--- Input for this task Enclosed Below ---

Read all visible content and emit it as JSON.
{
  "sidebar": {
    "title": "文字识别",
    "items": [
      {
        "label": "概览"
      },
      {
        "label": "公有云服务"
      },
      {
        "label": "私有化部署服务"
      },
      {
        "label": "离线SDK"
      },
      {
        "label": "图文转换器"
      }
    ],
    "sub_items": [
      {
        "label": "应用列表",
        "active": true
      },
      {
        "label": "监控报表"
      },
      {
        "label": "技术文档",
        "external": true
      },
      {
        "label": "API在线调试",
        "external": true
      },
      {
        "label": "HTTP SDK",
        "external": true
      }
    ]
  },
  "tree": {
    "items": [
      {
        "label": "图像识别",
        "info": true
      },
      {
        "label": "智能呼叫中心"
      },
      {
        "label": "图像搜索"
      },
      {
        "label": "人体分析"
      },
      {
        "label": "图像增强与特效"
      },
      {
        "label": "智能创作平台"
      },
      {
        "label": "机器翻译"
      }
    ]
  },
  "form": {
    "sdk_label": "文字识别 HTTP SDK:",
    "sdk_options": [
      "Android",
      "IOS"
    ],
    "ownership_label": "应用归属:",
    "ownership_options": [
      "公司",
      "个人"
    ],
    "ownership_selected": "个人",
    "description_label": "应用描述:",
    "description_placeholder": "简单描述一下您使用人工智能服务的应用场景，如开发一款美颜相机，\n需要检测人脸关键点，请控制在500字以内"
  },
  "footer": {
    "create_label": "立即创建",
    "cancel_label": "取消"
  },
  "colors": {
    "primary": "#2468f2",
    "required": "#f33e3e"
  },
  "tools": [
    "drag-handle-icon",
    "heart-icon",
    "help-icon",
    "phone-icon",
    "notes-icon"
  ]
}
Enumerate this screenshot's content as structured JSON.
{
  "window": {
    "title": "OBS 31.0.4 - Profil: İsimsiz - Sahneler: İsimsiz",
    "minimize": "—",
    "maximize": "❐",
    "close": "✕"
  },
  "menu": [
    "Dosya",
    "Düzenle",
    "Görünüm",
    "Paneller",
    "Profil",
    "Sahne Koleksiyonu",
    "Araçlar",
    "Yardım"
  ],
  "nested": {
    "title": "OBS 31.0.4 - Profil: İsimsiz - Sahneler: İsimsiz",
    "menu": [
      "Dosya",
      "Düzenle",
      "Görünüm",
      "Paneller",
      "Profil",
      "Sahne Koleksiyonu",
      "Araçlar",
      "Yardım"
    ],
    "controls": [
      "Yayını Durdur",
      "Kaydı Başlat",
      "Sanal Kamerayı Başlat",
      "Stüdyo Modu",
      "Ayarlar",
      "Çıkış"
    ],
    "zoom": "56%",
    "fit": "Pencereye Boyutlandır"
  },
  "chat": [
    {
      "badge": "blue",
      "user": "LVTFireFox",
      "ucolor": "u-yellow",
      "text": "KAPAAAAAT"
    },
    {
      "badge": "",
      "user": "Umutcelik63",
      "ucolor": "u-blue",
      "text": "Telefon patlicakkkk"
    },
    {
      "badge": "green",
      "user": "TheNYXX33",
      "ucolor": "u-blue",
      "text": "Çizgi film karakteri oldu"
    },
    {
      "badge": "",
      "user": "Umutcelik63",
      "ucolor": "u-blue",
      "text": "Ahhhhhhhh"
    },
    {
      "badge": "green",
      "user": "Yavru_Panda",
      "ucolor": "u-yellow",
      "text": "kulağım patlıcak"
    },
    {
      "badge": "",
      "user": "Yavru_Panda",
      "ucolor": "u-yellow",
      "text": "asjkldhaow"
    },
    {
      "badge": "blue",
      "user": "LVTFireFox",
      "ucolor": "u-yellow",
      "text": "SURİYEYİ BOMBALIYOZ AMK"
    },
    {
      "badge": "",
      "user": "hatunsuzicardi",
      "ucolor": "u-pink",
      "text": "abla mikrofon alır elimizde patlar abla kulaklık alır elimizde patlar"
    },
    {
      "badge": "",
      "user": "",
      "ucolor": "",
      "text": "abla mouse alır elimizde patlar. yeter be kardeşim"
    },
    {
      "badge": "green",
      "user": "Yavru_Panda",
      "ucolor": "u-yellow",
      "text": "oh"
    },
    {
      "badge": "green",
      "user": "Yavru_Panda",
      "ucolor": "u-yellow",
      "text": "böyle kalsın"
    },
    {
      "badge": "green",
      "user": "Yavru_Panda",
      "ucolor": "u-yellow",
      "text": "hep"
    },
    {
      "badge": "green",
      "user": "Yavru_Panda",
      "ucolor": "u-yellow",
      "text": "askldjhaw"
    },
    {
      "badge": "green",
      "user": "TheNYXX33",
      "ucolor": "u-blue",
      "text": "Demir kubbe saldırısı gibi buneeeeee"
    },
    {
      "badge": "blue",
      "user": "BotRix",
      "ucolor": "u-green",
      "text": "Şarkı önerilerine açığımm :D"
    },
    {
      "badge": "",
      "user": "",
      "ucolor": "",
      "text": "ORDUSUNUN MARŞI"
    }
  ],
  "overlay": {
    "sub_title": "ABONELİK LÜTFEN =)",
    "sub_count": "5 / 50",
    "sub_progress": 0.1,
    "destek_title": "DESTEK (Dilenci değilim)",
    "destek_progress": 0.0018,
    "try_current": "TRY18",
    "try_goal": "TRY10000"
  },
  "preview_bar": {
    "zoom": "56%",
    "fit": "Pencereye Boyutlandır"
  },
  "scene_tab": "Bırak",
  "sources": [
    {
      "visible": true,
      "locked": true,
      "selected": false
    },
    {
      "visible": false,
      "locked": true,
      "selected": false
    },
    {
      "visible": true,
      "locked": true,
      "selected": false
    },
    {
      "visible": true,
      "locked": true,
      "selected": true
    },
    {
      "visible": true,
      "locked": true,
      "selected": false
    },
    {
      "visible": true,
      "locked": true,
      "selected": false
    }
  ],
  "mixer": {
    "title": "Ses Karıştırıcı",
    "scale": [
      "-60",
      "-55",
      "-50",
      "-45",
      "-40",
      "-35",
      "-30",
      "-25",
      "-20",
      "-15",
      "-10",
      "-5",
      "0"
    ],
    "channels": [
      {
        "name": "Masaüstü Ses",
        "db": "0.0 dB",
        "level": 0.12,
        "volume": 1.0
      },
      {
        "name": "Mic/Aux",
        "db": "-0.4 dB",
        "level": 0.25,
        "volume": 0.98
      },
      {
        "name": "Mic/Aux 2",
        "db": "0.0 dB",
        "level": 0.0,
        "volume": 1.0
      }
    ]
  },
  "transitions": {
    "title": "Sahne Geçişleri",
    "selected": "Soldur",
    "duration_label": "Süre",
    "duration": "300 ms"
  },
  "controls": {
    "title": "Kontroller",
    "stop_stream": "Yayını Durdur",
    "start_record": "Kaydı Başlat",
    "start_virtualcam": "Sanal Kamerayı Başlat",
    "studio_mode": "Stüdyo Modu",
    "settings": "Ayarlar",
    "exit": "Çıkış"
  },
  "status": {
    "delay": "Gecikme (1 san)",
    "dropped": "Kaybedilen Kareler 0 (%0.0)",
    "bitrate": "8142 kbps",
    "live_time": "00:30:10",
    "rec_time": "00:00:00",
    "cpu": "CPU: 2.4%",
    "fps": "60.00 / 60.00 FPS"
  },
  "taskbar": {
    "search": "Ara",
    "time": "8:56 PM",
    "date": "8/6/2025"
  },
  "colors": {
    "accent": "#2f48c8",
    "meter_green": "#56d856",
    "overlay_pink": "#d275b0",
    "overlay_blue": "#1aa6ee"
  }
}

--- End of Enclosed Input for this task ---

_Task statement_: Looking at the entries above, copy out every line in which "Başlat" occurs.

_Task result_:
      "Kaydı Başlat",
      "Sanal Kamerayı Başlat",
    "start_record": "Kaydı Başlat",
    "start_virtualcam": "Sanal Kamerayı Başlat",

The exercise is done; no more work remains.